No one woke up Sunday and decided, “Hey, let’s shoot up a house and kill a 7-month-old.”
But someone held the reckless mindset that it was fine to blast bullets into the home where little JaQuail Mansaw was being cradled in his mother’s arms.
It takes forethought to cause that kind of mayhem. That’s not the same as intelligence. Get the car. Get the ammunition. Maybe recruit a fellow miscreant to drive so you can pump off the shots.
How about making 2015 the year of being honest about how at least five babies and children in the metro area have been shot — four died — in drive-bys since October. Often, it’s because of the adults who circle in and out of their world.
Never miss a local story.
Not condoning violence here, but weaklings shoot from the street, then speed off. JaQuail’s mother pegged the mentality perfectly. She called the gunman a coward.
It’s possible the shooter is geographically challenged, that the house was picked randomly or in error. Maybe they meant to hit the house next door, or one on a nearby street.
But the same Kansas City, Kan., house where JaQuail was shot was targeted twice in recent months for a drive-by. That’s an indication that someone with ties to the house, however remote, has very dangerous enemies.
Years ago, media began to publicize the narrative that some young black men believed they wouldn’t reach 30. The sad storyline was that some young men had started down such destructive pathways of gangs and guns, that they had little to hope for. So they accepted and planned for their lives to be short.
JaQuail’s death is another layer to that hopelessness. Now, some people don’t care who goes down with them. Five other children were also inside the home and could have easily been shot, too.
Some neighbors didn’t want to be identified in their comments on the shooting, fearing retaliation.

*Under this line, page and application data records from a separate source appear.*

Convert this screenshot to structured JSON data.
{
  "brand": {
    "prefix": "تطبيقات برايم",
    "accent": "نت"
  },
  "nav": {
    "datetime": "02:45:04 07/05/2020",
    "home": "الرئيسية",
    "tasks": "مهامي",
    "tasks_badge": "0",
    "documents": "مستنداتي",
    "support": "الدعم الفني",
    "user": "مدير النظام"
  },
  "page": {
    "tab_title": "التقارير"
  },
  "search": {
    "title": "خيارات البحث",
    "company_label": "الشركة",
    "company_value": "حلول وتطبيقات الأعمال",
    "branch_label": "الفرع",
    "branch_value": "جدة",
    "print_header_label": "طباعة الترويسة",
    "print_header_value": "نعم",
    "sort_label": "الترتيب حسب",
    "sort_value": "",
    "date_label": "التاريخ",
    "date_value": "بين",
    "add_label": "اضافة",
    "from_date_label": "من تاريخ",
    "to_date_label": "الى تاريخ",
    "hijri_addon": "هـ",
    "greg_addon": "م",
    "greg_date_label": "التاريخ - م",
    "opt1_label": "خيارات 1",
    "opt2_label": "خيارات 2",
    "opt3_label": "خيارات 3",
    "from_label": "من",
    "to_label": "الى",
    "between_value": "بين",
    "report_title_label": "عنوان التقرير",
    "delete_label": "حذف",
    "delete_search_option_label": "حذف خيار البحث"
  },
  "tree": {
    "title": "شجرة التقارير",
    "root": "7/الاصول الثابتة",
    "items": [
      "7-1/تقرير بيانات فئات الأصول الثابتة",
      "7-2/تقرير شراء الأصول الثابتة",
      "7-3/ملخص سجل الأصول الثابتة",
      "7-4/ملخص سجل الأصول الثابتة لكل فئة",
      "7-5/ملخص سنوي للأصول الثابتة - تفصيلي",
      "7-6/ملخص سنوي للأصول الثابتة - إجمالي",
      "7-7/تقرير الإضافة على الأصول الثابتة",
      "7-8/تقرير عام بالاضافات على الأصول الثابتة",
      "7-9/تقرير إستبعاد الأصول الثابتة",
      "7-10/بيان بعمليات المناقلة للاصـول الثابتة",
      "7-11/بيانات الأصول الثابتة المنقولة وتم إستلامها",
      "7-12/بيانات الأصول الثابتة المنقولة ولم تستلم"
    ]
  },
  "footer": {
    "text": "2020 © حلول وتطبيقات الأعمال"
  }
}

They are scared and rightfully so. Imagine the hesitation that a family member or friend might hold if they suspect it’s their own blood or an associate of their kin who is somehow linked to the violence. Addressing that reality is a huge challenge for police and communities. Neighbors and family affected by violent crime need safe havens and strong public support as encouragement to speak up.
Someone knows something about who shot up that house. And more likely than not, it’s someone who’d also passed through that precious dead baby boy’s world.